Exercise
Would you please return the lines of the material that contain the word "screenshot"?

Information provided section start

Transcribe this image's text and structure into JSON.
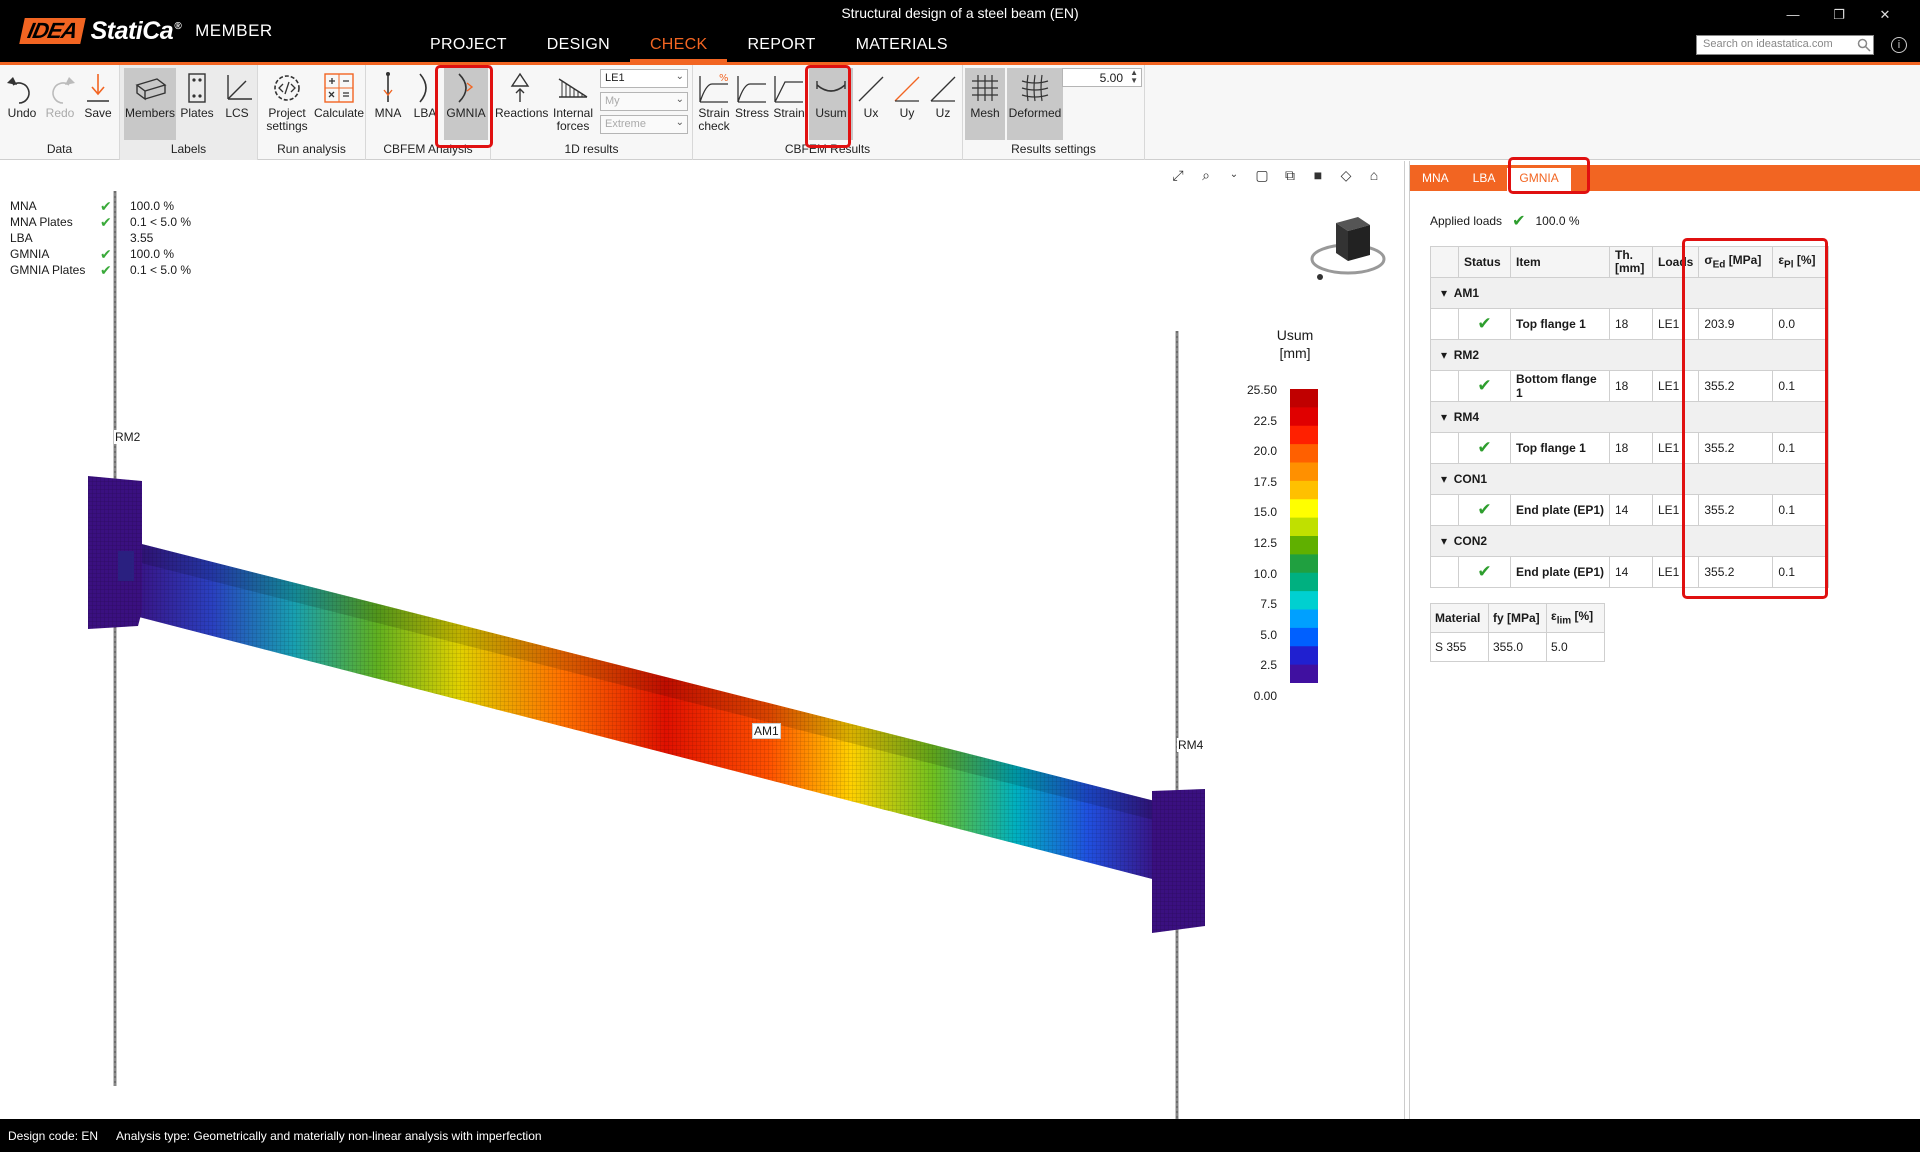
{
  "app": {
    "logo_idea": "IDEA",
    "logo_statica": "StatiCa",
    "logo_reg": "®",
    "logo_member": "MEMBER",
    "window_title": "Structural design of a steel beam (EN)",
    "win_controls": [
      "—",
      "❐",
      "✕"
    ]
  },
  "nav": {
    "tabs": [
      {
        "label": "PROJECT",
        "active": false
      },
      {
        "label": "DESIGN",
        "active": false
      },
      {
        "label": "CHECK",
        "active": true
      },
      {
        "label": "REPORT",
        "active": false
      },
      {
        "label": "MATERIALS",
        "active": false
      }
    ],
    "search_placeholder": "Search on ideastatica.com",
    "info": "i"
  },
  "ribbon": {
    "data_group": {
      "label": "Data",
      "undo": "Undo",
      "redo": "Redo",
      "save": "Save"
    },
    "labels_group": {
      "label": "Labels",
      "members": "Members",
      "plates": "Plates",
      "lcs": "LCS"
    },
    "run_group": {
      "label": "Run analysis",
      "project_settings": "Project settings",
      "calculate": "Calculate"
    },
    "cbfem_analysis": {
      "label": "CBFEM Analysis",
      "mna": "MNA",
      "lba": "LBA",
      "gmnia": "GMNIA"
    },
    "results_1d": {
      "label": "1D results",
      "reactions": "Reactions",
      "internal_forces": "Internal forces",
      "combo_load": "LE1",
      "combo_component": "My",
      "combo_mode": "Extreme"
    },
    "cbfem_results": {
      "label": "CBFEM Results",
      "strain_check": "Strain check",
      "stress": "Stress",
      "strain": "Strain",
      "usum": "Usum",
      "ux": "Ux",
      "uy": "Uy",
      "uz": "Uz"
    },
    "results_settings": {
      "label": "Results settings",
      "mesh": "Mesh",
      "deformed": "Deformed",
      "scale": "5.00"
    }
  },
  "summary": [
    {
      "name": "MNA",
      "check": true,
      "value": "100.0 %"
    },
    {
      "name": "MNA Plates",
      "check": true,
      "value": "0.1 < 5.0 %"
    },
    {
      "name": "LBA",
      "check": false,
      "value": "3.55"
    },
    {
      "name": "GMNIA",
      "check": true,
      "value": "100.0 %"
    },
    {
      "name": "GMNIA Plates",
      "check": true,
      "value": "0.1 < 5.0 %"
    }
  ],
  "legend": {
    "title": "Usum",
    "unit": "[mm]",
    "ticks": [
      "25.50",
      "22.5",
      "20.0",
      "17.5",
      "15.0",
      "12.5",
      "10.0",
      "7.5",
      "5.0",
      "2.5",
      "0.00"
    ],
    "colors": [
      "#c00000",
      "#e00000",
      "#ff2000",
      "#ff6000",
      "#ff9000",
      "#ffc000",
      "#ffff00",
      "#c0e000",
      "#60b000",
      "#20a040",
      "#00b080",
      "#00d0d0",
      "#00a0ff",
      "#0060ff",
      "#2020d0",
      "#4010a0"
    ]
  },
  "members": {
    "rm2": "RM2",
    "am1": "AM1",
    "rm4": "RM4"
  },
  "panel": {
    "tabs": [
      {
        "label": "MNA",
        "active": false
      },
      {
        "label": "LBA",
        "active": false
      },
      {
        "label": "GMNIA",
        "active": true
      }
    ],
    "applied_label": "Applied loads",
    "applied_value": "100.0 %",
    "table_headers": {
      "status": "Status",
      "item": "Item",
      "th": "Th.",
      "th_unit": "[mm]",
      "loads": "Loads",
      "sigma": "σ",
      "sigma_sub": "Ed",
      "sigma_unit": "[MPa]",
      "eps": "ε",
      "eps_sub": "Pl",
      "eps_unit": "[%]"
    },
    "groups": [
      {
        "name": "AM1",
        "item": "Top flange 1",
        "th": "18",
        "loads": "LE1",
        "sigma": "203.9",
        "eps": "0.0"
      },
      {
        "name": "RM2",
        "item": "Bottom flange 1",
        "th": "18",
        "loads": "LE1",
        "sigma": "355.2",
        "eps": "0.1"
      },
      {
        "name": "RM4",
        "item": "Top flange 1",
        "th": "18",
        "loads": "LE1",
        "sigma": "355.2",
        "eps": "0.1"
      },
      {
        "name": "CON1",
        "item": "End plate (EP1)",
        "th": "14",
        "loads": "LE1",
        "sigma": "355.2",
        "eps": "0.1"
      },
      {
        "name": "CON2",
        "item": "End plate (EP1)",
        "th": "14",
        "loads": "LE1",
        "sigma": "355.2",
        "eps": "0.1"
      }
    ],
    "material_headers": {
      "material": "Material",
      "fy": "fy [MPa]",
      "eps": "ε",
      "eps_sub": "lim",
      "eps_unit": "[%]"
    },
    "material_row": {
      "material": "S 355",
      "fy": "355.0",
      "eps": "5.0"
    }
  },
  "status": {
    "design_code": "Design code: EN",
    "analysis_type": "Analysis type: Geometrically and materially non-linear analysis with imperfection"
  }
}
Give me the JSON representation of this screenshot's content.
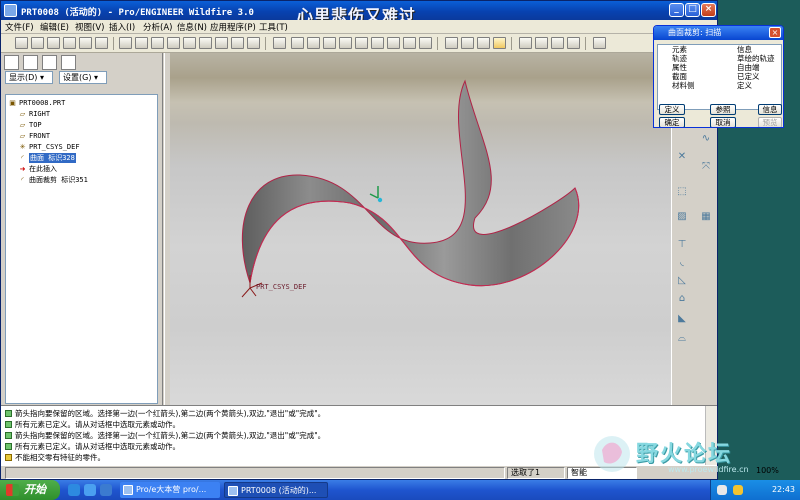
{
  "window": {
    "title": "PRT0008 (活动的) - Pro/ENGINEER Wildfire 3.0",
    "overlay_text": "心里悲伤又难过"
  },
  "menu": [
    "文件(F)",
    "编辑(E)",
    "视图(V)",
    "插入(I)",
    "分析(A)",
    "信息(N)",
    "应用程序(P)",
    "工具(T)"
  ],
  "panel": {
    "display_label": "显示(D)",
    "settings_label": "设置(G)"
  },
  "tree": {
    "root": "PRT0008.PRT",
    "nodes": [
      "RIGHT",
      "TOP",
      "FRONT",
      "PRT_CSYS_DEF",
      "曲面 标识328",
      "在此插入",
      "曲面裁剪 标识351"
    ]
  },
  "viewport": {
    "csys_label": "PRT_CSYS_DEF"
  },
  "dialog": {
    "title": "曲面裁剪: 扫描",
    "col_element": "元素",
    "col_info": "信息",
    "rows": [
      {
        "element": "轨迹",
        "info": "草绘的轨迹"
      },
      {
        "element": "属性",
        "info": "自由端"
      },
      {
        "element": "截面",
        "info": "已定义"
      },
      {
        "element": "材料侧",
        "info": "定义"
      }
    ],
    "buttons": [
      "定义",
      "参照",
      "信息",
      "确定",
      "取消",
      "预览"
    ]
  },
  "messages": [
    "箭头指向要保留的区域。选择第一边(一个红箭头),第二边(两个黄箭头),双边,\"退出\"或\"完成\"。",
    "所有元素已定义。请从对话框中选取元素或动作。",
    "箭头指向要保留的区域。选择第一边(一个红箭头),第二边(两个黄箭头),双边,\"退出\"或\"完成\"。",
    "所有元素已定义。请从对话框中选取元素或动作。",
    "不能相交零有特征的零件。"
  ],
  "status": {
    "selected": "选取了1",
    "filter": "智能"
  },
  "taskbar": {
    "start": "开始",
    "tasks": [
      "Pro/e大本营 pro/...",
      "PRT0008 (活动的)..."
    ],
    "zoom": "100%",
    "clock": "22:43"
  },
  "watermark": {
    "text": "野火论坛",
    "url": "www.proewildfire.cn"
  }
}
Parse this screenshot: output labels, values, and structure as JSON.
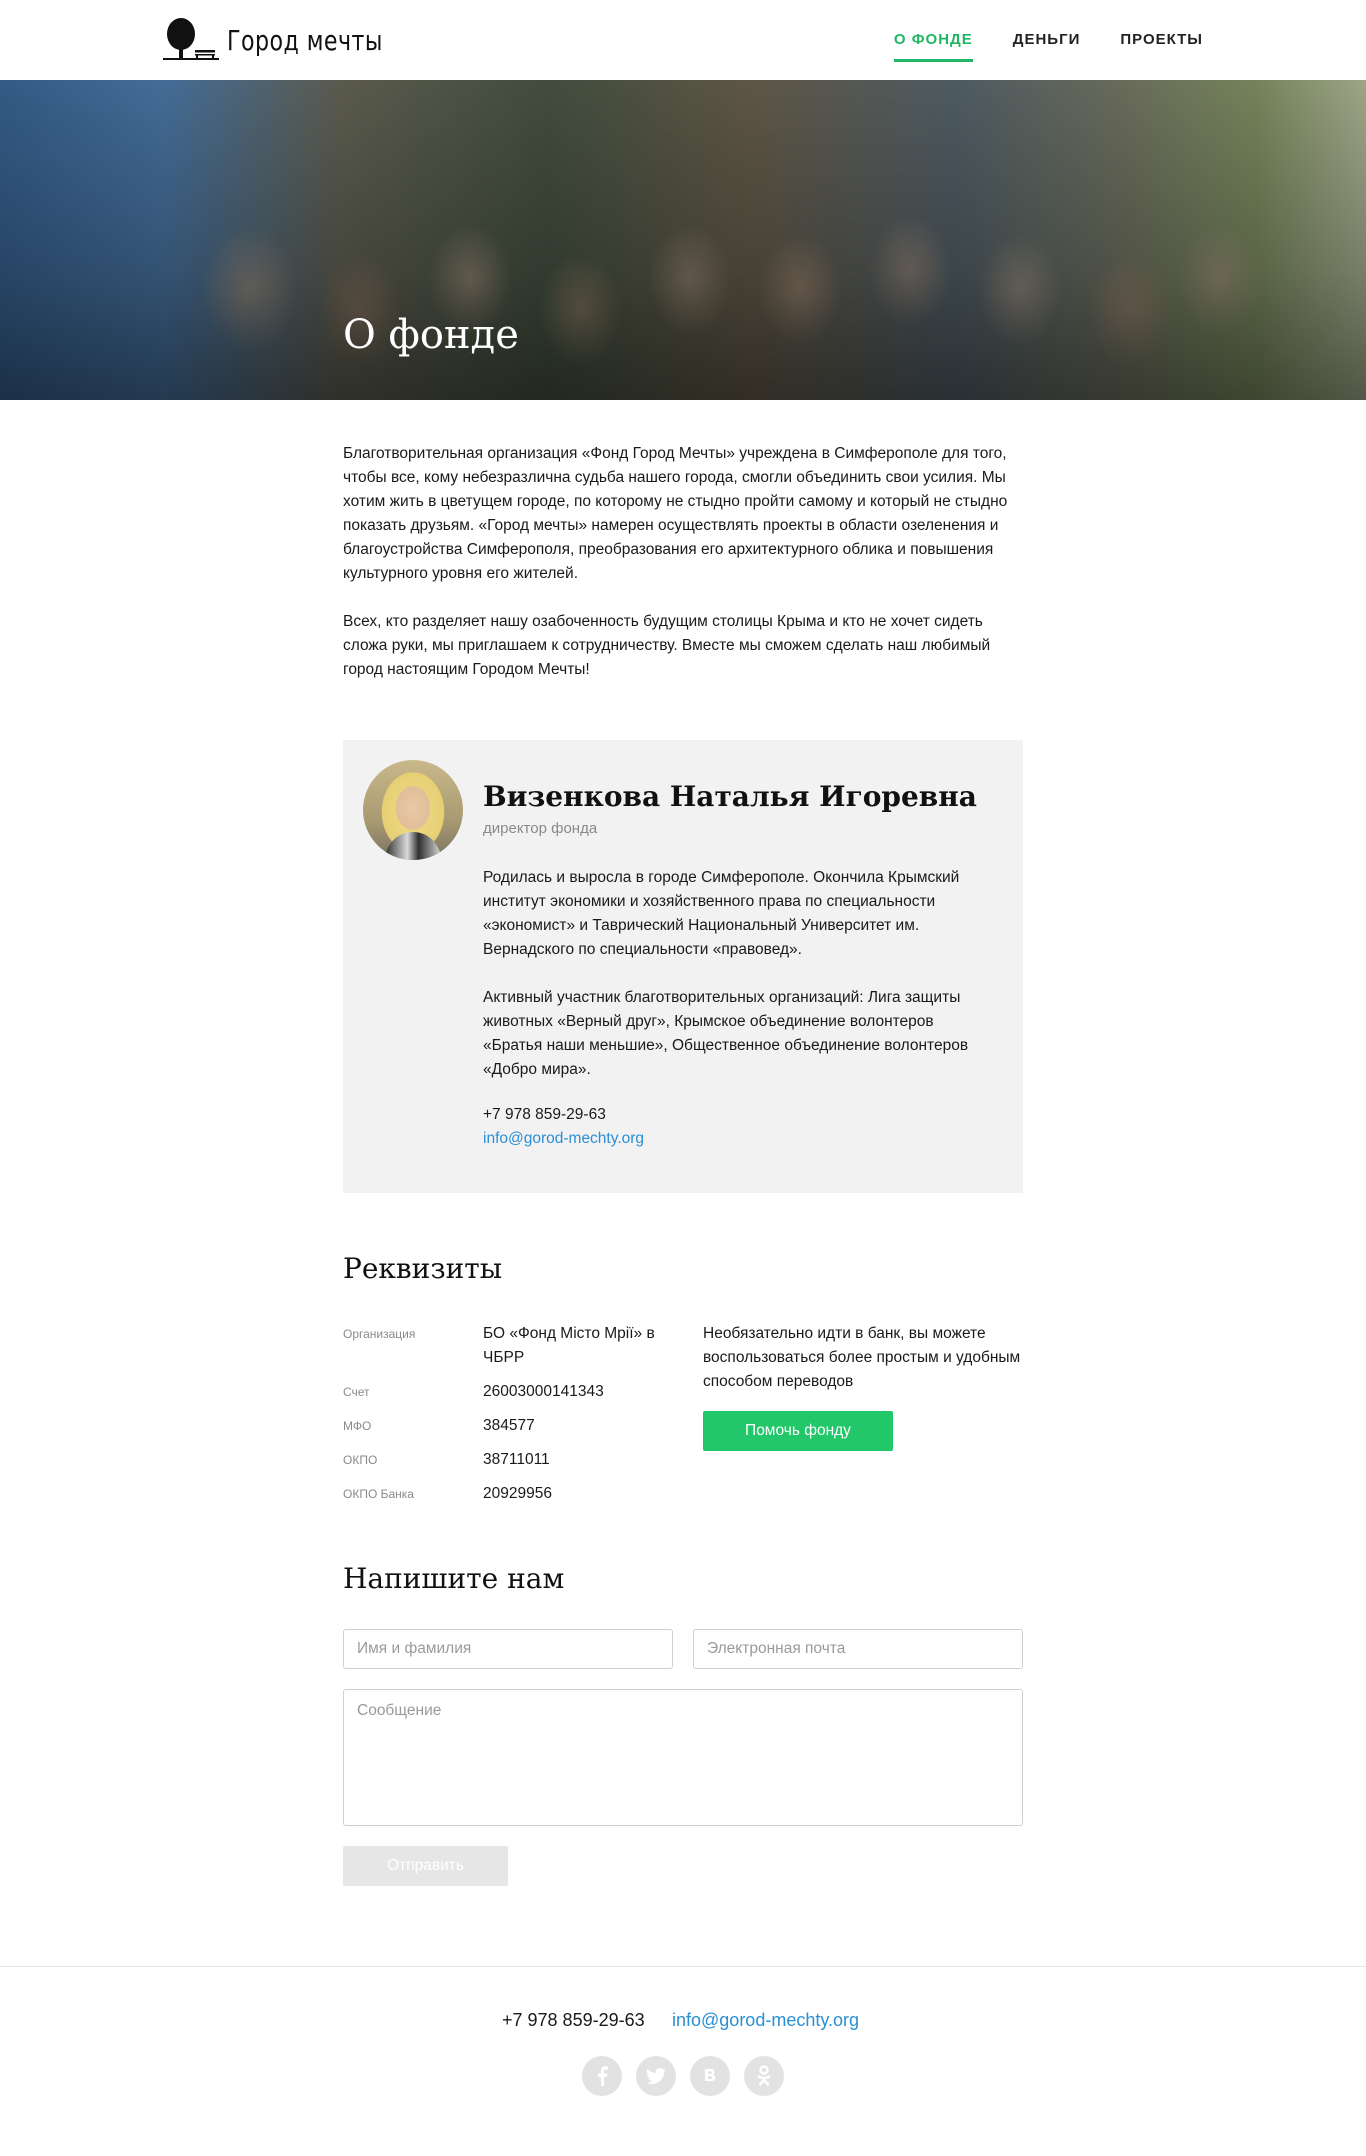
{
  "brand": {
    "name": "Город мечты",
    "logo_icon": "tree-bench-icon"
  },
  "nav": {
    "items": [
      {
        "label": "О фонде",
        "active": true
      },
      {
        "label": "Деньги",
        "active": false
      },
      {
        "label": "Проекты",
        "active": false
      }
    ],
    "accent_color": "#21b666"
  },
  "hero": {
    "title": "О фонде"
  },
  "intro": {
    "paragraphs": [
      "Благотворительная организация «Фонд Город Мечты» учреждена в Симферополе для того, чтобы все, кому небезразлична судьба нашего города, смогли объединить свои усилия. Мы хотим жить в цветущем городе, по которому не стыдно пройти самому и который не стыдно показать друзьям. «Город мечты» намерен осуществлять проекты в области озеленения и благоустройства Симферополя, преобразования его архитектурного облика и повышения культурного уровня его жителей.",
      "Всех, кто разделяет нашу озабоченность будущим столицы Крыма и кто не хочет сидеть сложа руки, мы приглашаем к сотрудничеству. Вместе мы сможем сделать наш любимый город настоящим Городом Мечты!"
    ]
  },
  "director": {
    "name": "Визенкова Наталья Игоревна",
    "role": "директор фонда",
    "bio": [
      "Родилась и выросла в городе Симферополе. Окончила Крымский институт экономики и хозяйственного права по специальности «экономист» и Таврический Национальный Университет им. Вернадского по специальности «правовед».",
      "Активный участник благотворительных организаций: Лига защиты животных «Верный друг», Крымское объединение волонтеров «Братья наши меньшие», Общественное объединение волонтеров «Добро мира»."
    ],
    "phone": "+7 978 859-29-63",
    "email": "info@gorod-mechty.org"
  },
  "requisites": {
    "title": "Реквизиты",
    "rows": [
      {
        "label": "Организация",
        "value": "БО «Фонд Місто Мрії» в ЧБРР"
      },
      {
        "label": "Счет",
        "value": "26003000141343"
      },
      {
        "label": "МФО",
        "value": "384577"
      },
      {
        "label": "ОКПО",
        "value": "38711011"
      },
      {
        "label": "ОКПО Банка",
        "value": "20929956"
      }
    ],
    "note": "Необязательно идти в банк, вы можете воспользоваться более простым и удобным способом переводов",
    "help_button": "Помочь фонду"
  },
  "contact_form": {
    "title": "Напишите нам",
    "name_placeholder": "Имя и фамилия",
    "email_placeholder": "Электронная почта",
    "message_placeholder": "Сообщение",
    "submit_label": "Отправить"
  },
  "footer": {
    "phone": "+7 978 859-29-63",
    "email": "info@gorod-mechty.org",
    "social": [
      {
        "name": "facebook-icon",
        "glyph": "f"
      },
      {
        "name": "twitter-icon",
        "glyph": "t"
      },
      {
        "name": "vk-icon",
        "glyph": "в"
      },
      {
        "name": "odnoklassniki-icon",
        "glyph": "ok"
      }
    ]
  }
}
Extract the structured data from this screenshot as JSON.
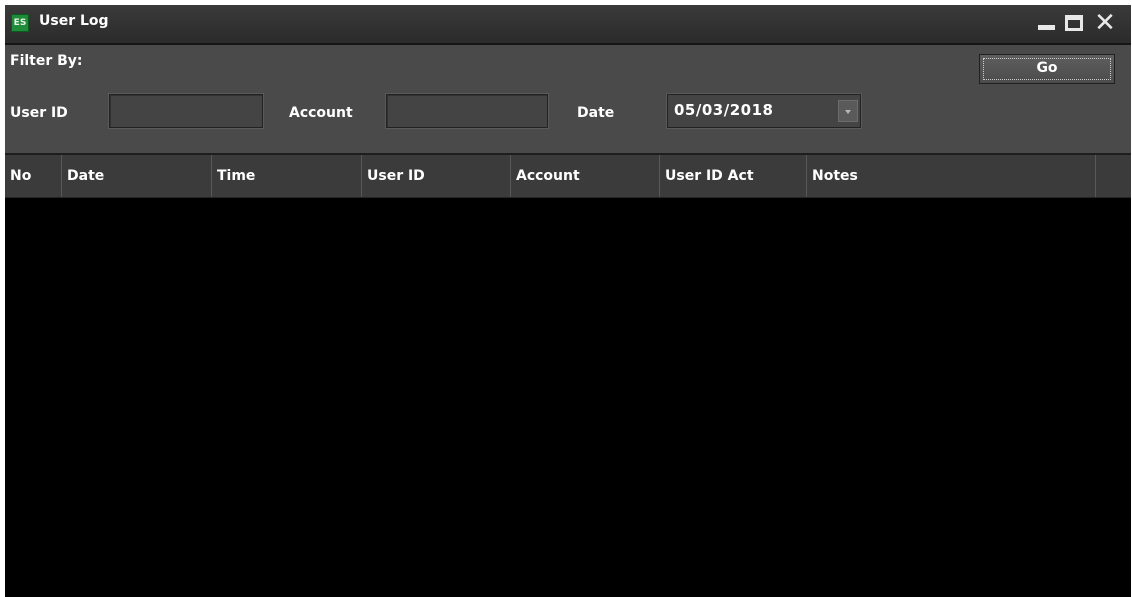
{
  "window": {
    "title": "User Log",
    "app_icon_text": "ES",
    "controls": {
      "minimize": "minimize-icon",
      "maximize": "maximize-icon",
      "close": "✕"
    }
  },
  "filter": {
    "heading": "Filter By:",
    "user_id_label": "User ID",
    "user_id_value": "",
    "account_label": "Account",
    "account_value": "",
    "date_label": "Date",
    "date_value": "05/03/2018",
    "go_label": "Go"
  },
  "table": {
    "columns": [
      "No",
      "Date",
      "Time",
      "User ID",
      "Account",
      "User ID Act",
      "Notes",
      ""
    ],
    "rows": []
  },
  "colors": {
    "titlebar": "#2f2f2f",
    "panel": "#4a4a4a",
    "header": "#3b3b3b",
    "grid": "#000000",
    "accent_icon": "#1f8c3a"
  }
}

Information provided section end

Task result
Give me the JSON representation of this screenshot's content.
Parse this screenshot: output labels, values, and structure as JSON.
Extract the structured data from this screenshot as JSON.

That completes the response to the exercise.